This letter from Grandpa quotes a response from the American Consul in Venezuela regarding Grandpa’s barage of letters to Officials in Venezuela about the fact that his sons had not been paid by Inter-America, Inc. since they began working for them late in 1938.
April 16, 1939
If no news is good news I have received good news from both of you this week. Probably tomorrow will make up the deficiency, but as Ced, Helen and I will start from here in the little Willys about 6 A. M. to drive down to New York for the purpose of being on hand when Ted’s boat docks, it may be we will be delayed a few more hours in hearing the latest S. A. Bulletins.
However, here is one for you — a quotation from a letter just received from Stewart W. McMillin, American Consul at Venezuela, as follows:
“Reference is made to your letter of April 3rd, in regard to your two sons, employed by Intermerica, Inc.
“I have talked this morning with your son Alfred. He says that Daniel is still in camp at work. Alfred is waiting payment here, but seems to have been promised a new job with the Socony-Vacuum Oil Company, and expects to go to the oil fields near Pariaguan within a few days. He has promised to write you very soon. (Note by Editor: if he got a definite promise out of Lad he is doing very well)
“The matter of payment of American employees of the Interamerica Co. here is one which I have talked over earnestly and concisely with Mr. Maxudian, president of the company, lately in Caracas. He left today for New York, however, a well-known lawyer here, Dr. Travieso Paul, is the man empowered to receive from the Ministry of Public Works, payments made on behalf of the company. He informed me that about $6,500 should be received today (letter was dated April 10th) and some $9000 U. S. currency the end of the week and that arrangements have been made to pay proportionately on outstanding bills. This, I am told, would take care of all salaries up to the end of December last.

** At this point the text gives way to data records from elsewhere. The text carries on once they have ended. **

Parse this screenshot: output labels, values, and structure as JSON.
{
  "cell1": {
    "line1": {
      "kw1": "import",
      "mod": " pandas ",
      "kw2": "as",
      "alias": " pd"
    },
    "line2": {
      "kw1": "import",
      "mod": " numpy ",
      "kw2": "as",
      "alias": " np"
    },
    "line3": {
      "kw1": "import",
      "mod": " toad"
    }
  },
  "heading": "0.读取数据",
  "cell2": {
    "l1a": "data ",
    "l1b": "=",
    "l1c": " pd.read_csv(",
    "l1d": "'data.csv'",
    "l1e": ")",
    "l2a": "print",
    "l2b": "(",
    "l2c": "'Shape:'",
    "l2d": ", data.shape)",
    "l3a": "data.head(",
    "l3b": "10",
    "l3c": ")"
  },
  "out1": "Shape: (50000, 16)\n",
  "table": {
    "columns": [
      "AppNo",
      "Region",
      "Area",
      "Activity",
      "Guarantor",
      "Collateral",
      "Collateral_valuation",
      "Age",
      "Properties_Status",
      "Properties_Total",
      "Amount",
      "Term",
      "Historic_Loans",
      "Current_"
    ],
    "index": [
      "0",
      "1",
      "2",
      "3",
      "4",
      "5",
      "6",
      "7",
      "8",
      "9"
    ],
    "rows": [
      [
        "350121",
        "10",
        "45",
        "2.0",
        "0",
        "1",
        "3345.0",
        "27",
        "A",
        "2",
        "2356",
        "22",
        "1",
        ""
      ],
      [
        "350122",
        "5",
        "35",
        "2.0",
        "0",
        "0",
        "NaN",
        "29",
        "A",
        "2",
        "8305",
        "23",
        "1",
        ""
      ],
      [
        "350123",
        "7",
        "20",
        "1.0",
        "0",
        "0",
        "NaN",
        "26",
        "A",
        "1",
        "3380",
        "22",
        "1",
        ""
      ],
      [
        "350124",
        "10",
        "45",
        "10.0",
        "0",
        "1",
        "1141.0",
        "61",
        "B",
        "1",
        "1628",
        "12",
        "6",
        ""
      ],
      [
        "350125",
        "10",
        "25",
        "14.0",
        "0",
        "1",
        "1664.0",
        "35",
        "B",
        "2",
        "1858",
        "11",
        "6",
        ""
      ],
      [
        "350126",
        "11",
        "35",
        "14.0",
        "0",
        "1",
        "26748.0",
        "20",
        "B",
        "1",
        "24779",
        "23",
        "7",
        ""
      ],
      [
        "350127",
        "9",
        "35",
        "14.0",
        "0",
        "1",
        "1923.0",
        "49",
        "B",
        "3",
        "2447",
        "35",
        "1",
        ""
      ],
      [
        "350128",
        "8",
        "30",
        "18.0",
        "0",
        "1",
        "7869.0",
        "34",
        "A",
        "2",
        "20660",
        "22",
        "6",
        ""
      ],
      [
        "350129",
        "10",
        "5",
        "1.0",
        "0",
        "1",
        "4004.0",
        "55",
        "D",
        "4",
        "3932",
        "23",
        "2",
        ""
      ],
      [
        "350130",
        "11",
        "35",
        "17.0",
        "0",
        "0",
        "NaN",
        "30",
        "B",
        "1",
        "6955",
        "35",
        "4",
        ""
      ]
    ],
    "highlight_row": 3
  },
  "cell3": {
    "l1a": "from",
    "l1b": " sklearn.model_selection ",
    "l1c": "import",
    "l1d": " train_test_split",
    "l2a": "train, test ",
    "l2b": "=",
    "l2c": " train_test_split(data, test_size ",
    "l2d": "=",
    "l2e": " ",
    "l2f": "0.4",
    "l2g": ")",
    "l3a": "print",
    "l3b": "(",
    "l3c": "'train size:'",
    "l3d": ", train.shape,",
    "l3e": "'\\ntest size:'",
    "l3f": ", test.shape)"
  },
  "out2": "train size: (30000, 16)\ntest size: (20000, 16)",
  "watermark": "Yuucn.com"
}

The lawyer advises that subsequent payments on this contract, which are said to be worth $200,000 in all, should bring salary payments up to date within another two months. That, of course, one cannot say definitely, and I believe that both of your sons are rather pessimistic about full and final payment.
“However, I feel that, irrespective of the company president’s real desire in the matter, he realizes by this time that he must pay the men in the field as promptly as possible, and I am inclined to feel that if the men will hold together and go on with the work, this will ensure the continuation of payment by the government and that before the end of Spring they should all be fully paid.
“I Hope you will communicate with us from time to time. I expect to place the whole matter before our State Department soon and should prefer to have the official there in possession of the circumstances before you communicate with them.
“Just as I had finished this letter, a man from the Carora camp came in. He says that Saturday evening, the 8th, he saw your son Daniel and that he was well and contented. Some money had just reached the camp and been distributed.”
Tomorrow I will be posting the rest of this letter.